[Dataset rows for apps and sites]
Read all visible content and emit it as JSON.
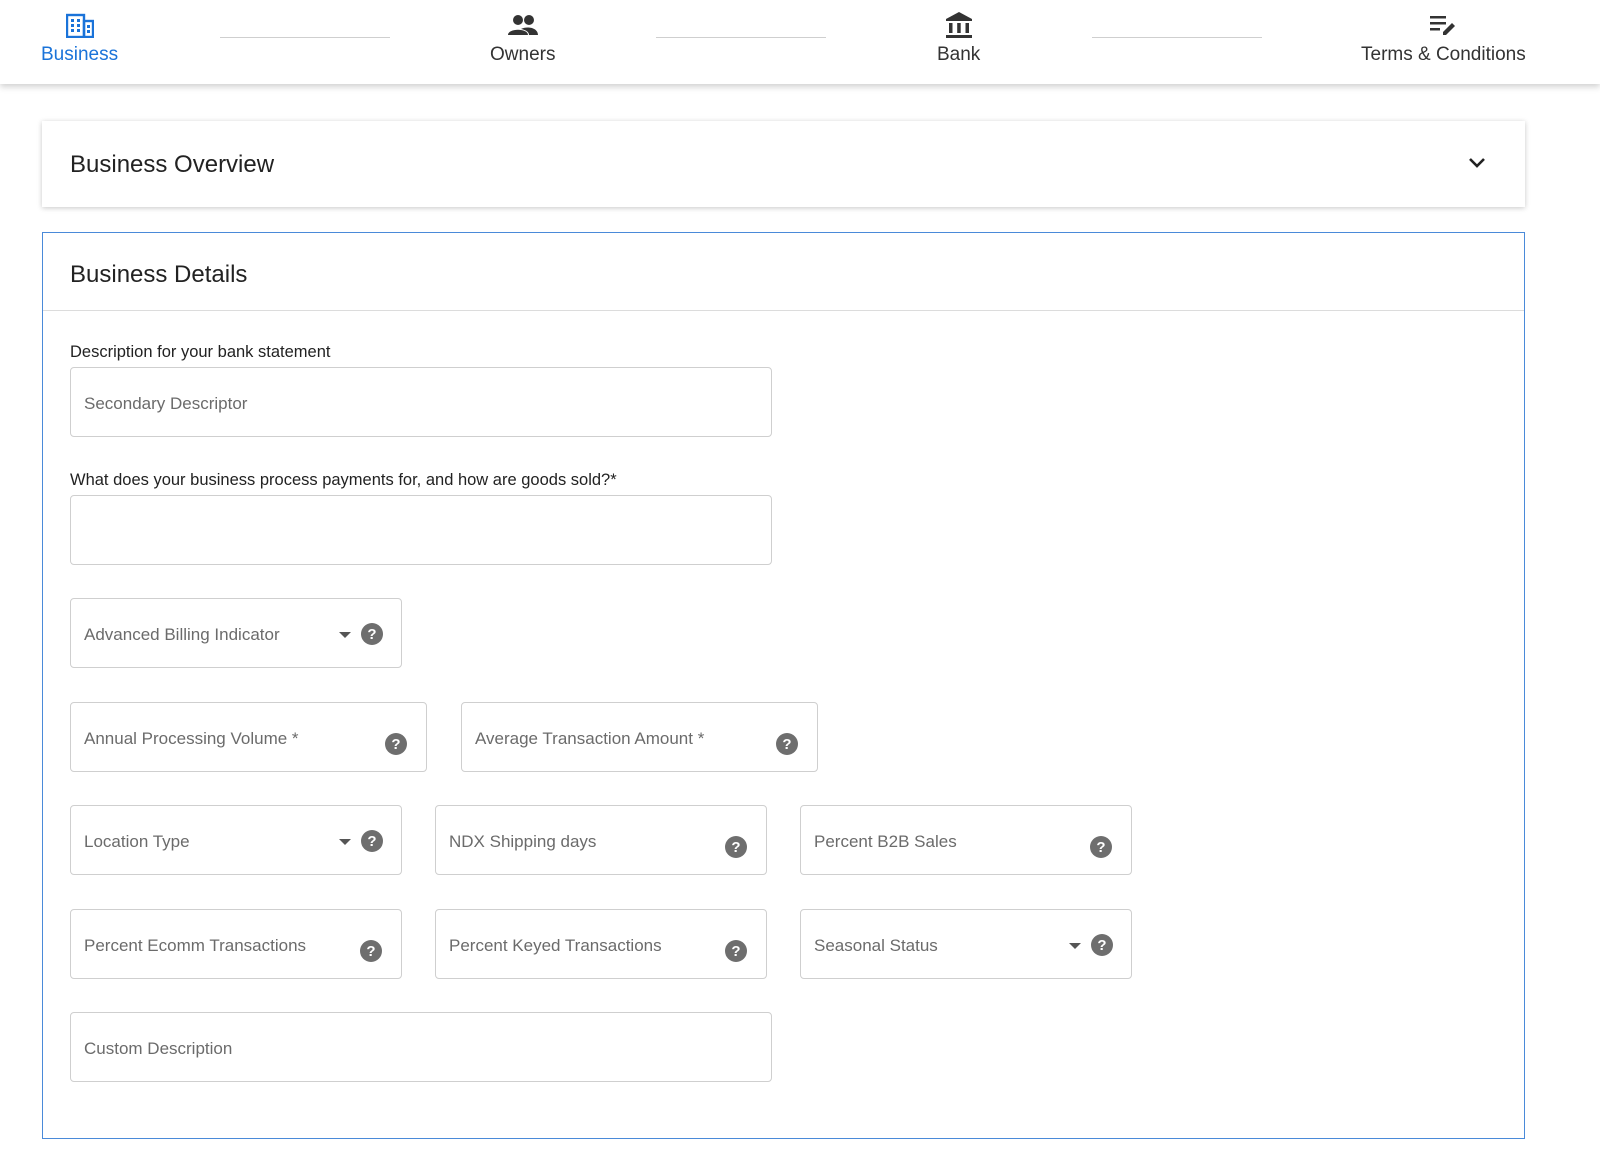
{
  "stepper": {
    "steps": [
      {
        "label": "Business",
        "icon": "business-building-icon",
        "active": true
      },
      {
        "label": "Owners",
        "icon": "people-icon",
        "active": false
      },
      {
        "label": "Bank",
        "icon": "bank-icon",
        "active": false
      },
      {
        "label": "Terms & Conditions",
        "icon": "edit-list-icon",
        "active": false
      }
    ]
  },
  "overview": {
    "title": "Business Overview",
    "icon": "chevron-down-icon"
  },
  "details": {
    "title": "Business Details",
    "bank_statement_label": "Description for your bank statement",
    "secondary_descriptor_placeholder": "Secondary Descriptor",
    "process_payments_label": "What does your business process payments for, and how are goods sold?*",
    "process_payments_value": "",
    "advanced_billing_placeholder": "Advanced Billing Indicator",
    "annual_volume_placeholder": "Annual Processing Volume *",
    "avg_transaction_placeholder": "Average Transaction Amount *",
    "location_type_placeholder": "Location Type",
    "ndx_shipping_placeholder": "NDX Shipping days",
    "percent_b2b_placeholder": "Percent B2B Sales",
    "percent_ecomm_placeholder": "Percent Ecomm Transactions",
    "percent_keyed_placeholder": "Percent Keyed Transactions",
    "seasonal_status_placeholder": "Seasonal Status",
    "custom_description_placeholder": "Custom Description",
    "help_glyph": "?"
  },
  "colors": {
    "accent": "#1a73d9",
    "card_border": "#4a8ad9",
    "help_icon": "#6e6e6e"
  }
}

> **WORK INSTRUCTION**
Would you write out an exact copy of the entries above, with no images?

> **EXERCISE SOLUTION**
Read all visible content and emit it as JSON.
{
  "stepper": {
    "steps": [
      {
        "label": "Business",
        "icon": "business-building-icon",
        "active": true
      },
      {
        "label": "Owners",
        "icon": "people-icon",
        "active": false
      },
      {
        "label": "Bank",
        "icon": "bank-icon",
        "active": false
      },
      {
        "label": "Terms & Conditions",
        "icon": "edit-list-icon",
        "active": false
      }
    ]
  },
  "overview": {
    "title": "Business Overview",
    "icon": "chevron-down-icon"
  },
  "details": {
    "title": "Business Details",
    "bank_statement_label": "Description for your bank statement",
    "secondary_descriptor_placeholder": "Secondary Descriptor",
    "process_payments_label": "What does your business process payments for, and how are goods sold?*",
    "process_payments_value": "",
    "advanced_billing_placeholder": "Advanced Billing Indicator",
    "annual_volume_placeholder": "Annual Processing Volume *",
    "avg_transaction_placeholder": "Average Transaction Amount *",
    "location_type_placeholder": "Location Type",
    "ndx_shipping_placeholder": "NDX Shipping days",
    "percent_b2b_placeholder": "Percent B2B Sales",
    "percent_ecomm_placeholder": "Percent Ecomm Transactions",
    "percent_keyed_placeholder": "Percent Keyed Transactions",
    "seasonal_status_placeholder": "Seasonal Status",
    "custom_description_placeholder": "Custom Description",
    "help_glyph": "?"
  },
  "colors": {
    "accent": "#1a73d9",
    "card_border": "#4a8ad9",
    "help_icon": "#6e6e6e"
  }
}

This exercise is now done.